They are the voices in the night, the play-by-play announcers, whose calls have spouted from radio speakers considering that August 5, 1921 when Harold Arlin known as the first baseball game more than Pittsburgh’s KDKA. That fall, Arlin created the premier college football broadcast. Thereafter, radio microphones found their way into stadiums and arenas worldwide.
축구중계 of radio sportscasting supplied many memorable broadcasts.
The 1936 Berlin Olympics have been capped by the amazing performances of Jesse Owens, an African-American who won 4 gold medals, although Adolph Hitler refused to place them on his neck. The games had been broadcast in 28 different languages, the first sporting events to achieve worldwide radio coverage.
Lots of famous sports radio broadcasts followed.
On the sultry night of June 22, 1938, NBC radio listeners joined 70,043 boxing fans at Yankee Stadium for a heavyweight fight amongst champion Joe Louis and Germany’s Max Schmeling. Just after only 124 seconds listeners were astonished to hear NBC commentator Ben Grauer growl “And Schmeling is down…and here’s the count…” as “The Brown Bomber” scored a gorgeous knockout.
In 1939, New York Yankees captain Lou Gehrig made his well-known farewell speech at Yankee Stadium. Baseball’s “iron man”, who earlier had ended his record two,130 consecutive games played streak, had been diagnosed with ALS, a degenerative illness. That Fourth of July broadcast integrated his well-known line, “…right now, I look at myself the luckiest man on the face of the earth”.
The 1947 Planet Series provided 1 of the most popular sports radio broadcasts of all time. In game six, with the Brooklyn Dodgers major the New York Yankees, the Dodgers inserted Al Gionfriddo in center field. With two guys on base Yankee slugger Joe DiMaggio, representing the tying run, came to bat. In one of the most memorable calls of all time, broadcaster Red Barber described what happened next:

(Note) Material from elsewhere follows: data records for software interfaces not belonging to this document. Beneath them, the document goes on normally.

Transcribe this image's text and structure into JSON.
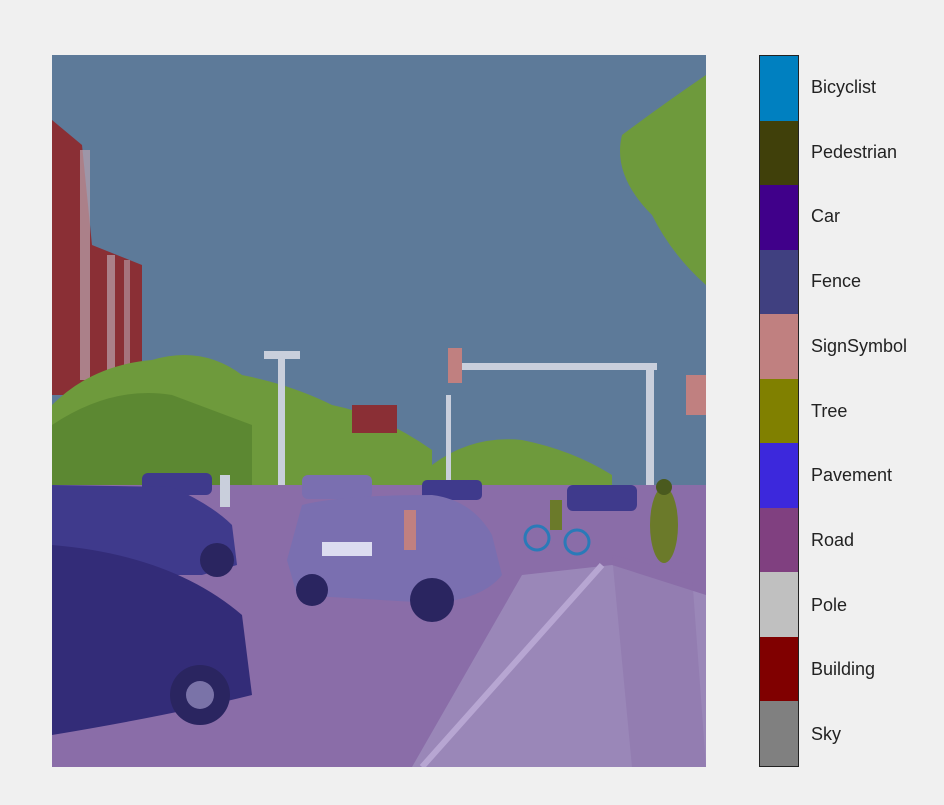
{
  "legend": {
    "classes": [
      {
        "label": "Bicyclist",
        "color": "#0080c0"
      },
      {
        "label": "Pedestrian",
        "color": "#40400a"
      },
      {
        "label": "Car",
        "color": "#40008a"
      },
      {
        "label": "Fence",
        "color": "#404080"
      },
      {
        "label": "SignSymbol",
        "color": "#c08080"
      },
      {
        "label": "Tree",
        "color": "#808000"
      },
      {
        "label": "Pavement",
        "color": "#3c28dc"
      },
      {
        "label": "Road",
        "color": "#804080"
      },
      {
        "label": "Pole",
        "color": "#c0c0c0"
      },
      {
        "label": "Building",
        "color": "#800000"
      },
      {
        "label": "Sky",
        "color": "#808080"
      }
    ]
  },
  "image": {
    "colors": {
      "sky": "#5d7a99",
      "building": "#8a2f35",
      "building_light": "#b9a2ae",
      "tree": "#6e9a3c",
      "tree_dark": "#4f7a2a",
      "road": "#8a6da8",
      "pavement": "#9a87b8",
      "car": "#3f3a8c",
      "car_light": "#7a6fb0",
      "pole": "#c9cfdc",
      "sign": "#c08080",
      "pedestrian": "#6b7a2a",
      "bicyclist": "#2a7ab8"
    }
  }
}
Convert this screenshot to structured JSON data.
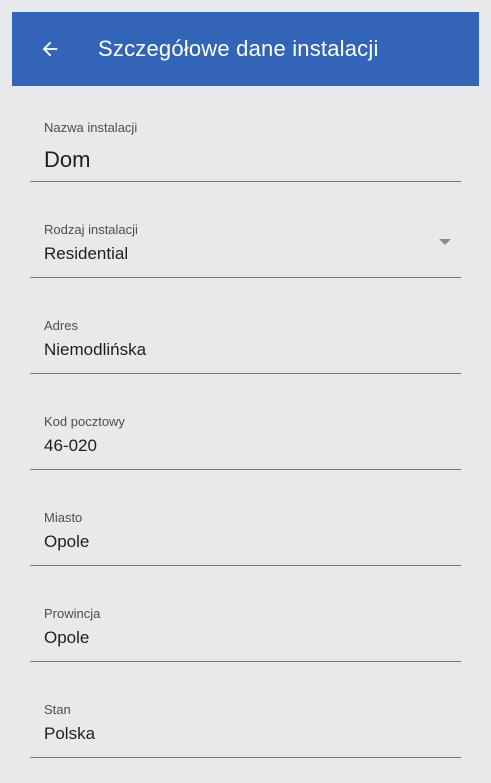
{
  "header": {
    "title": "Szczegółowe dane instalacji",
    "back_icon": "arrow-left-icon",
    "background": "#3264b7"
  },
  "form": {
    "fields": [
      {
        "label": "Nazwa instalacji",
        "value": "Dom"
      },
      {
        "label": "Rodzaj instalacji",
        "value": "Residential",
        "icon": "dropdown-arrow-icon"
      },
      {
        "label": "Adres",
        "value": "Niemodlińska"
      },
      {
        "label": "Kod pocztowy",
        "value": "46-020"
      },
      {
        "label": "Miasto",
        "value": "Opole"
      },
      {
        "label": "Prowincja",
        "value": "Opole"
      },
      {
        "label": "Stan",
        "value": "Polska"
      }
    ]
  }
}
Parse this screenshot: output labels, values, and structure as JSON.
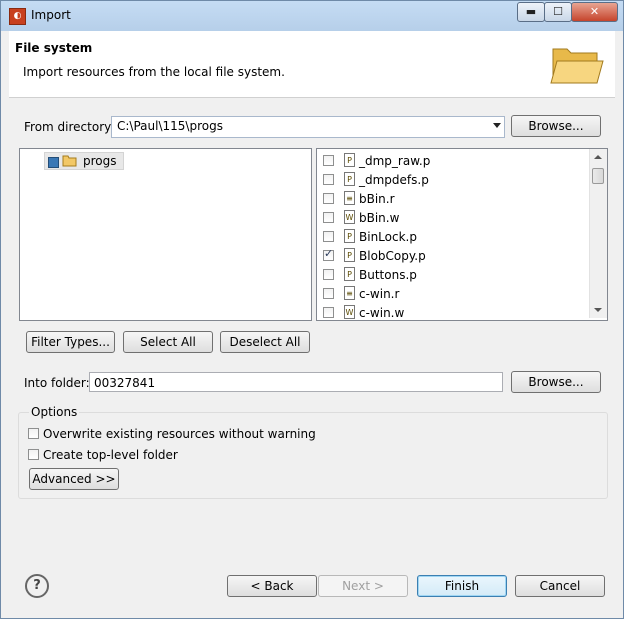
{
  "window": {
    "title": "Import",
    "icon": "eclipse-icon",
    "controls": {
      "minimize": "▬",
      "maximize": "☐",
      "close": "✕"
    }
  },
  "header": {
    "title": "File system",
    "description": "Import resources from the local file system."
  },
  "from_directory": {
    "label": "From directory:",
    "value": "C:\\Paul\\115\\progs",
    "browse": "Browse..."
  },
  "tree": {
    "items": [
      {
        "label": "progs",
        "checked": "partial"
      }
    ]
  },
  "files": [
    {
      "name": "_dmp_raw.p",
      "type": "P",
      "checked": false
    },
    {
      "name": "_dmpdefs.p",
      "type": "P",
      "checked": false
    },
    {
      "name": "bBin.r",
      "type": "≡",
      "checked": false
    },
    {
      "name": "bBin.w",
      "type": "W",
      "checked": false
    },
    {
      "name": "BinLock.p",
      "type": "P",
      "checked": false
    },
    {
      "name": "BlobCopy.p",
      "type": "P",
      "checked": true
    },
    {
      "name": "Buttons.p",
      "type": "P",
      "checked": false
    },
    {
      "name": "c-win.r",
      "type": "≡",
      "checked": false
    },
    {
      "name": "c-win.w",
      "type": "W",
      "checked": false
    }
  ],
  "selection_buttons": {
    "filter": "Filter Types...",
    "select_all": "Select All",
    "deselect_all": "Deselect All"
  },
  "into_folder": {
    "label": "Into folder:",
    "value": "00327841",
    "browse": "Browse..."
  },
  "options": {
    "title": "Options",
    "overwrite": "Overwrite existing resources without warning",
    "create_top": "Create top-level folder",
    "advanced": "Advanced >>"
  },
  "footer": {
    "help": "?",
    "back": "< Back",
    "next": "Next >",
    "finish": "Finish",
    "cancel": "Cancel"
  }
}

“Here’s the pitch. Swung on, belted…it’s a long a single to deep left-center. Back goes Gionfriddo…back, back, back, back, back, back…and…HE Makes A A single-HANDED CATCH AGAINST THE BULLPEN! Oh, doctor!”
Barber’s “Oh, physician!” became a catchphrase, as did many other folks coined by announcers. Some of the most popular sports radio broadcasts are remembered for the reason that of these phrases. Cardinals and Cubs voice Harry Caray’s “It may possibly be, it could be, it is…a home run” is a classic. So are pioneer hockey broadcaster Foster Hewitt’s “He shoots! He scores!”, Boston Bruins voice Johnny Best’s “He fiddles and diddles…”, Marv Albert’s “Yes!”
A handful of announcers have been so skilled with language that unique phrases had been unnecessary. On April eight, 1974 Los Angeles Dodgers voice Vin Scully watched as Atlanta’s Henry Aaron hit home run number 715, a new record. Scully merely said, “Rapid ball, there’s a higher fly to deep left center field…Buckner goes back to the fence…it is…gone!”, then got up to get a drink of water as the crowd and fireworks thundered.
Announcers seldom colour their broadcasts with inventive phrases now and sports video has turn out to be pervasive. Nevertheless, radio’s voices in the evening adhere to the trails paved by memorable sports broadcasters of the previous.